• **What to do**: Reproduce the whole listing that follows, character for character, and drop the images.
[[ Information provided, beginning ]]
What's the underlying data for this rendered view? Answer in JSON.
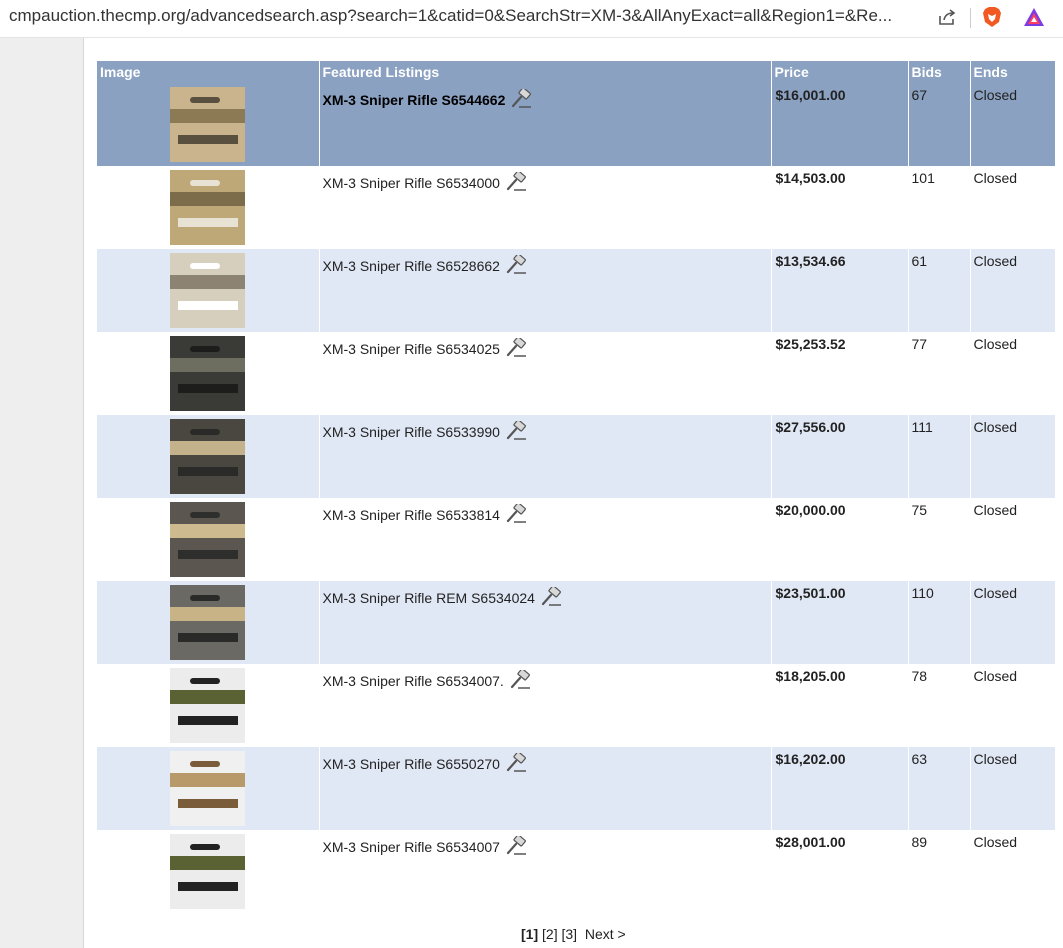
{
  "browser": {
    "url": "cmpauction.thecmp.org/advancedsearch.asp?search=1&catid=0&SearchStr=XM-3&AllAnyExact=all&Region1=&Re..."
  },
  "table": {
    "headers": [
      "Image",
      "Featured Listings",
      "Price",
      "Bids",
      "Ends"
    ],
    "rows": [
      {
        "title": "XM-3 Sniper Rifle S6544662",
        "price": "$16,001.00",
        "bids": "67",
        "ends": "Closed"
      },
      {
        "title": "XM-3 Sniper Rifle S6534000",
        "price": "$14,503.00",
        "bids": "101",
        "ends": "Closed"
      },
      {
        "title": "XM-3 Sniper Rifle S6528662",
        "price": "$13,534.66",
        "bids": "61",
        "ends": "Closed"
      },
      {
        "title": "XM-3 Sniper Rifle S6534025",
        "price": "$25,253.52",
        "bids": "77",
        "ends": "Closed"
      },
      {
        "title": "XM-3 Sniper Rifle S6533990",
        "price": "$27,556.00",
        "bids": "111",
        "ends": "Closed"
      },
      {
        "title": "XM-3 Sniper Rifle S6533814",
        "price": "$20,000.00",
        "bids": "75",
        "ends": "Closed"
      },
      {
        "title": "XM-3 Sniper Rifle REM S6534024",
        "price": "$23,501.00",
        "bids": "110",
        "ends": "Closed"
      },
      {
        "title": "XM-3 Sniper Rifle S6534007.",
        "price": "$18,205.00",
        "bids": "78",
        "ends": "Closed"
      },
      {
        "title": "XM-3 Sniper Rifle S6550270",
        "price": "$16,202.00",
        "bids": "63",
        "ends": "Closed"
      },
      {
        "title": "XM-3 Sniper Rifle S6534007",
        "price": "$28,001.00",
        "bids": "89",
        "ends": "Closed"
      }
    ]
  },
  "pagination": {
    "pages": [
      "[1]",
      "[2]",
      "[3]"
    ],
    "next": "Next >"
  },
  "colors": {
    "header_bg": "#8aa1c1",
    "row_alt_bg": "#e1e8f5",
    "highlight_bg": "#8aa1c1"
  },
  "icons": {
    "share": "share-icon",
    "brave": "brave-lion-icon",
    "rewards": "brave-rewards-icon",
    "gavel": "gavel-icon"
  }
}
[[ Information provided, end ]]
• **Problem solution**:
What's the underlying data for this rendered view? Answer in JSON.
{
  "browser": {
    "url": "cmpauction.thecmp.org/advancedsearch.asp?search=1&catid=0&SearchStr=XM-3&AllAnyExact=all&Region1=&Re..."
  },
  "table": {
    "headers": [
      "Image",
      "Featured Listings",
      "Price",
      "Bids",
      "Ends"
    ],
    "rows": [
      {
        "title": "XM-3 Sniper Rifle S6544662",
        "price": "$16,001.00",
        "bids": "67",
        "ends": "Closed"
      },
      {
        "title": "XM-3 Sniper Rifle S6534000",
        "price": "$14,503.00",
        "bids": "101",
        "ends": "Closed"
      },
      {
        "title": "XM-3 Sniper Rifle S6528662",
        "price": "$13,534.66",
        "bids": "61",
        "ends": "Closed"
      },
      {
        "title": "XM-3 Sniper Rifle S6534025",
        "price": "$25,253.52",
        "bids": "77",
        "ends": "Closed"
      },
      {
        "title": "XM-3 Sniper Rifle S6533990",
        "price": "$27,556.00",
        "bids": "111",
        "ends": "Closed"
      },
      {
        "title": "XM-3 Sniper Rifle S6533814",
        "price": "$20,000.00",
        "bids": "75",
        "ends": "Closed"
      },
      {
        "title": "XM-3 Sniper Rifle REM S6534024",
        "price": "$23,501.00",
        "bids": "110",
        "ends": "Closed"
      },
      {
        "title": "XM-3 Sniper Rifle S6534007.",
        "price": "$18,205.00",
        "bids": "78",
        "ends": "Closed"
      },
      {
        "title": "XM-3 Sniper Rifle S6550270",
        "price": "$16,202.00",
        "bids": "63",
        "ends": "Closed"
      },
      {
        "title": "XM-3 Sniper Rifle S6534007",
        "price": "$28,001.00",
        "bids": "89",
        "ends": "Closed"
      }
    ]
  },
  "pagination": {
    "pages": [
      "[1]",
      "[2]",
      "[3]"
    ],
    "next": "Next >"
  },
  "colors": {
    "header_bg": "#8aa1c1",
    "row_alt_bg": "#e1e8f5",
    "highlight_bg": "#8aa1c1"
  },
  "icons": {
    "share": "share-icon",
    "brave": "brave-lion-icon",
    "rewards": "brave-rewards-icon",
    "gavel": "gavel-icon"
  }
}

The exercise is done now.